  • Clemson Extension reports a few cultivars of note, including the Goshiki, which means five colors in Japanese and sports a range of foliage color changes throughout the year and during stages of leafy development.
  • The University also speaks of the Ogon variety, which produces golden yellow leaves that mature into a more muted yellow-green color over time. Clemson's team suggests keeping this cultivar in a partially shady area of the yard.
  • Fine Gardening shares that the hybrid varietal, Fortune's Tea Olive (Osmanthus x fortuni) thrives in zones 7 to 11 and benefits from the additional cold hardiness of the False Holly plant that it's hybridized with. This sweet olive variety produces white flowers with the signature fragrance that is associated with all subtypes of the species.

Are sweet olive flowers toxic?

The sweet olive flower is an ornamental plant and while its flowering buds produce an intense scent, the plant's parts are not meant to be eaten. With this being said there are no reports of toxicity associated with the sweet olive flower, per Britannica, Clemson Extension, and The Spruce.

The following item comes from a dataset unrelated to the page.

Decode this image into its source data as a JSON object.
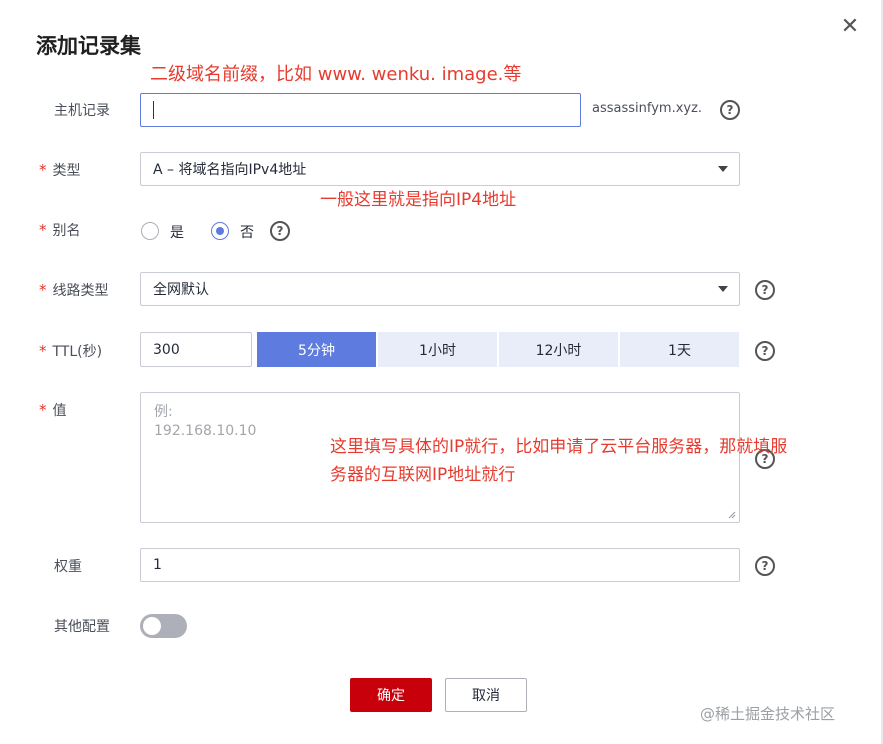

While caution should always be exercised, homeowners can typically rest assured that toxicity issues will not arise in the course of planting or caring for sweet olive flowers in the garden. This means that homeowners with pets, young children, or other considerations to make when planting new additions in the yard can enjoy the sweet fragrance that this shrub produces throughout most of the year — with peace of mind and confidence in the safety and security of the home. This is great news for homeowners that enjoy the fresh and fragrant aromas of peaches or apricots that are produced in the flowering season of the sweet olive plant.

How to repot a sweet olive flower

Homeowners can benefit from the use of pots when it comes to adding sweet olive plants to their yard. Planting in a container can help keep the overall shape and size of the shrub under control with greater regularity then one planted directly into the ground. 

Because of the potential for sprawling growth, this is a great option for adding the sweet olive plant to any yard. Likewise, because of the typically muted proportion of flowers to leaf growth (primarily as a result of the miniature size of the blooming flowers), using pots or other containers to allow for mobility can help you bring these plants to the forefront while other elements of the garden shrink back during the colder months and push the plant to the background when the rest of the garden is in full bloom.

The Spruce recommends potting a sweet olive plant in soil that drains easily, and ensuring that the pot itself boasts a high volume of drainage holes to support the free clearance of excess moisture. When transferring to a new pot, ensure that the receiving vessel is 8 to 12 inches wider than the plant's root ball.

Using fertilizer with a sweet olive flower

The Spruce suggests that sweet olive plants won't need routine fertilizer additions as the plant itself is fairly low maintenance. Although, with any plant situated in a container or directly in the ground, adding compost for general soil mix in the event of routine erosion is important. The Royal Horticultural Society also recommends adding mulch in both the summer season and over winter to help manage moisture retention and protect against extreme temperature fluctuations that can occur during any point throughout the year (either in the form of extreme heat or chill).

These recommendations stand for sweet olive plants found in gardens across local regions and growing zones. The shrub is vibrant and can withstand routine fluctuations in soil makeup and temperature with grace. Finally, general maintenance that includes trimming, watering, and soil protection is all it will take to help a sweet olive plant thrive in your home garden.